ABOUT THIS TASK:
Reproduce the data exactly as it stands.

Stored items
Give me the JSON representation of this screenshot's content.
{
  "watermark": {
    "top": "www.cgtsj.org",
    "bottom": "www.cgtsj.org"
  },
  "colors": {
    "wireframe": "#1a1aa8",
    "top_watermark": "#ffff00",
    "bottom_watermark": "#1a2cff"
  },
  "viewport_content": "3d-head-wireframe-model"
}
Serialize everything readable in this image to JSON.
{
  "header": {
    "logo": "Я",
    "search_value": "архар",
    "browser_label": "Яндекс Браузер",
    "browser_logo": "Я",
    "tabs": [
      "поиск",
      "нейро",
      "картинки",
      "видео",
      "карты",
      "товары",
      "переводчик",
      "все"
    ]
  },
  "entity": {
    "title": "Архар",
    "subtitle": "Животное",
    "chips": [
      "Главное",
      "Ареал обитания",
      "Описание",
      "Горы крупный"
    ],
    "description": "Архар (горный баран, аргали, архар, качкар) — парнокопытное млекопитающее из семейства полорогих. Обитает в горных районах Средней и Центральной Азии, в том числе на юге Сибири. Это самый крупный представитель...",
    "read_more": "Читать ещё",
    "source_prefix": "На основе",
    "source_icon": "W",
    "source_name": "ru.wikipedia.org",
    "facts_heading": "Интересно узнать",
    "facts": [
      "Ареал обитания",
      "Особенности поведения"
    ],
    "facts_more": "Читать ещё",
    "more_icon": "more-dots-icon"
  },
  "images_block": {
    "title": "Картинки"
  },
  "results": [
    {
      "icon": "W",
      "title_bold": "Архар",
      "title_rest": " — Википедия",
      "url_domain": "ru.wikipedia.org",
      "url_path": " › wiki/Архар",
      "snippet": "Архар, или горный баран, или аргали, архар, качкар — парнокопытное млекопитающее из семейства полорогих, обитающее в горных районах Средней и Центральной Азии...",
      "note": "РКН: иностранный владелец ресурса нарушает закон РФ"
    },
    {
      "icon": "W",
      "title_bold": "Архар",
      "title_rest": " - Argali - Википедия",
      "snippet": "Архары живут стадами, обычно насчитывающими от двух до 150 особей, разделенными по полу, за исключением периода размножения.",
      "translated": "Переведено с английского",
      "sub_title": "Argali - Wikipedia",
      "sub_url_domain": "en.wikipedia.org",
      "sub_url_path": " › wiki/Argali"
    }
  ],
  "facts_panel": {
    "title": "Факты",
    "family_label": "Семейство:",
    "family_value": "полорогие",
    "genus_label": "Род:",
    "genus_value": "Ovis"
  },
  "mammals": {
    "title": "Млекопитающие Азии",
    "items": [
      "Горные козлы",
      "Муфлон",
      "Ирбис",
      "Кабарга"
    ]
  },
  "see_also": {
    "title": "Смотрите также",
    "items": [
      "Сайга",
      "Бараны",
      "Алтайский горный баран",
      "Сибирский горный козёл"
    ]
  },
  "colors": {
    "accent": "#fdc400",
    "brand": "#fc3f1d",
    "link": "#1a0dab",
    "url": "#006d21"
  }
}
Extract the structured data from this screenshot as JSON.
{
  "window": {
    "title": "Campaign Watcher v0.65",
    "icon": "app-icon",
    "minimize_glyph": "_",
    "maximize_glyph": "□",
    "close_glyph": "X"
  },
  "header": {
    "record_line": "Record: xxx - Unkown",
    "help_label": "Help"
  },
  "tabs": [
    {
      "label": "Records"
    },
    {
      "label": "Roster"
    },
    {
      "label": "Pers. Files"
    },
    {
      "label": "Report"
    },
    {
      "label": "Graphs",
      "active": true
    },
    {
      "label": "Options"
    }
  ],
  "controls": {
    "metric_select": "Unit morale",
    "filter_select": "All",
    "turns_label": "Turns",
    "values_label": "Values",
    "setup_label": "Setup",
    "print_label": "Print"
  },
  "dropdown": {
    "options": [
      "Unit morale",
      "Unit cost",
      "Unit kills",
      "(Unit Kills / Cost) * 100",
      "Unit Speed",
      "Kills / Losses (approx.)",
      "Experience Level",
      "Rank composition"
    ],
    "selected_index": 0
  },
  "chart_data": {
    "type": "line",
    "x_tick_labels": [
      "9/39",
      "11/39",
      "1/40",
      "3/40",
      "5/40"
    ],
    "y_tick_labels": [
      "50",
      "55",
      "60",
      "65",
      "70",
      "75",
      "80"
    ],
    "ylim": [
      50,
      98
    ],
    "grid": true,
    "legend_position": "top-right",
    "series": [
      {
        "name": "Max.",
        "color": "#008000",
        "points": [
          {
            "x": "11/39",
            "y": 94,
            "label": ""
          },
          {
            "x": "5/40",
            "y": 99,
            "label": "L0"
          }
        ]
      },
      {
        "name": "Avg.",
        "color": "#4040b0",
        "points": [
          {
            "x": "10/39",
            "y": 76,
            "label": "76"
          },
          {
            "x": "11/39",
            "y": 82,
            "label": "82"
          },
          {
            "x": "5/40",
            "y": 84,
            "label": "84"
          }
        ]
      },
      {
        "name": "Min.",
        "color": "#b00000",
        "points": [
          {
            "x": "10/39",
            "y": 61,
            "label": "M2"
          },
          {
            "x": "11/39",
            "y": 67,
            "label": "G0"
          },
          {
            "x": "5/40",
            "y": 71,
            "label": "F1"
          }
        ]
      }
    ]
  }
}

EXERCISE ANSWER:
Give me the JSON representation of this screenshot's content.
{
  "watermark": {
    "top": "www.cgtsj.org",
    "bottom": "www.cgtsj.org"
  },
  "colors": {
    "wireframe": "#1a1aa8",
    "top_watermark": "#ffff00",
    "bottom_watermark": "#1a2cff"
  },
  "viewport_content": "3d-head-wireframe-model"
}
Serialize everything readable in this image to JSON.
{
  "header": {
    "logo": "Я",
    "search_value": "архар",
    "browser_label": "Яндекс Браузер",
    "browser_logo": "Я",
    "tabs": [
      "поиск",
      "нейро",
      "картинки",
      "видео",
      "карты",
      "товары",
      "переводчик",
      "все"
    ]
  },
  "entity": {
    "title": "Архар",
    "subtitle": "Животное",
    "chips": [
      "Главное",
      "Ареал обитания",
      "Описание",
      "Горы крупный"
    ],
    "description": "Архар (горный баран, аргали, архар, качкар) — парнокопытное млекопитающее из семейства полорогих. Обитает в горных районах Средней и Центральной Азии, в том числе на юге Сибири. Это самый крупный представитель...",
    "read_more": "Читать ещё",
    "source_prefix": "На основе",
    "source_icon": "W",
    "source_name": "ru.wikipedia.org",
    "facts_heading": "Интересно узнать",
    "facts": [
      "Ареал обитания",
      "Особенности поведения"
    ],
    "facts_more": "Читать ещё",
    "more_icon": "more-dots-icon"
  },
  "images_block": {
    "title": "Картинки"
  },
  "results": [
    {
      "icon": "W",
      "title_bold": "Архар",
      "title_rest": " — Википедия",
      "url_domain": "ru.wikipedia.org",
      "url_path": " › wiki/Архар",
      "snippet": "Архар, или горный баран, или аргали, архар, качкар — парнокопытное млекопитающее из семейства полорогих, обитающее в горных районах Средней и Центральной Азии...",
      "note": "РКН: иностранный владелец ресурса нарушает закон РФ"
    },
    {
      "icon": "W",
      "title_bold": "Архар",
      "title_rest": " - Argali - Википедия",
      "snippet": "Архары живут стадами, обычно насчитывающими от двух до 150 особей, разделенными по полу, за исключением периода размножения.",
      "translated": "Переведено с английского",
      "sub_title": "Argali - Wikipedia",
      "sub_url_domain": "en.wikipedia.org",
      "sub_url_path": " › wiki/Argali"
    }
  ],
  "facts_panel": {
    "title": "Факты",
    "family_label": "Семейство:",
    "family_value": "полорогие",
    "genus_label": "Род:",
    "genus_value": "Ovis"
  },
  "mammals": {
    "title": "Млекопитающие Азии",
    "items": [
      "Горные козлы",
      "Муфлон",
      "Ирбис",
      "Кабарга"
    ]
  },
  "see_also": {
    "title": "Смотрите также",
    "items": [
      "Сайга",
      "Бараны",
      "Алтайский горный баран",
      "Сибирский горный козёл"
    ]
  },
  "colors": {
    "accent": "#fdc400",
    "brand": "#fc3f1d",
    "link": "#1a0dab",
    "url": "#006d21"
  }
}
Extract the structured data from this screenshot as JSON.
{
  "window": {
    "title": "Campaign Watcher v0.65",
    "icon": "app-icon",
    "minimize_glyph": "_",
    "maximize_glyph": "□",
    "close_glyph": "X"
  },
  "header": {
    "record_line": "Record: xxx - Unkown",
    "help_label": "Help"
  },
  "tabs": [
    {
      "label": "Records"
    },
    {
      "label": "Roster"
    },
    {
      "label": "Pers. Files"
    },
    {
      "label": "Report"
    },
    {
      "label": "Graphs",
      "active": true
    },
    {
      "label": "Options"
    }
  ],
  "controls": {
    "metric_select": "Unit morale",
    "filter_select": "All",
    "turns_label": "Turns",
    "values_label": "Values",
    "setup_label": "Setup",
    "print_label": "Print"
  },
  "dropdown": {
    "options": [
      "Unit morale",
      "Unit cost",
      "Unit kills",
      "(Unit Kills / Cost) * 100",
      "Unit Speed",
      "Kills / Losses (approx.)",
      "Experience Level",
      "Rank composition"
    ],
    "selected_index": 0
  },
  "chart_data": {
    "type": "line",
    "x_tick_labels": [
      "9/39",
      "11/39",
      "1/40",
      "3/40",
      "5/40"
    ],
    "y_tick_labels": [
      "50",
      "55",
      "60",
      "65",
      "70",
      "75",
      "80"
    ],
    "ylim": [
      50,
      98
    ],
    "grid": true,
    "legend_position": "top-right",
    "series": [
      {
        "name": "Max.",
        "color": "#008000",
        "points": [
          {
            "x": "11/39",
            "y": 94,
            "label": ""
          },
          {
            "x": "5/40",
            "y": 99,
            "label": "L0"
          }
        ]
      },
      {
        "name": "Avg.",
        "color": "#4040b0",
        "points": [
          {
            "x": "10/39",
            "y": 76,
            "label": "76"
          },
          {
            "x": "11/39",
            "y": 82,
            "label": "82"
          },
          {
            "x": "5/40",
            "y": 84,
            "label": "84"
          }
        ]
      },
      {
        "name": "Min.",
        "color": "#b00000",
        "points": [
          {
            "x": "10/39",
            "y": 61,
            "label": "M2"
          },
          {
            "x": "11/39",
            "y": 67,
            "label": "G0"
          },
          {
            "x": "5/40",
            "y": 71,
            "label": "F1"
          }
        ]
      }
    ]
  }
}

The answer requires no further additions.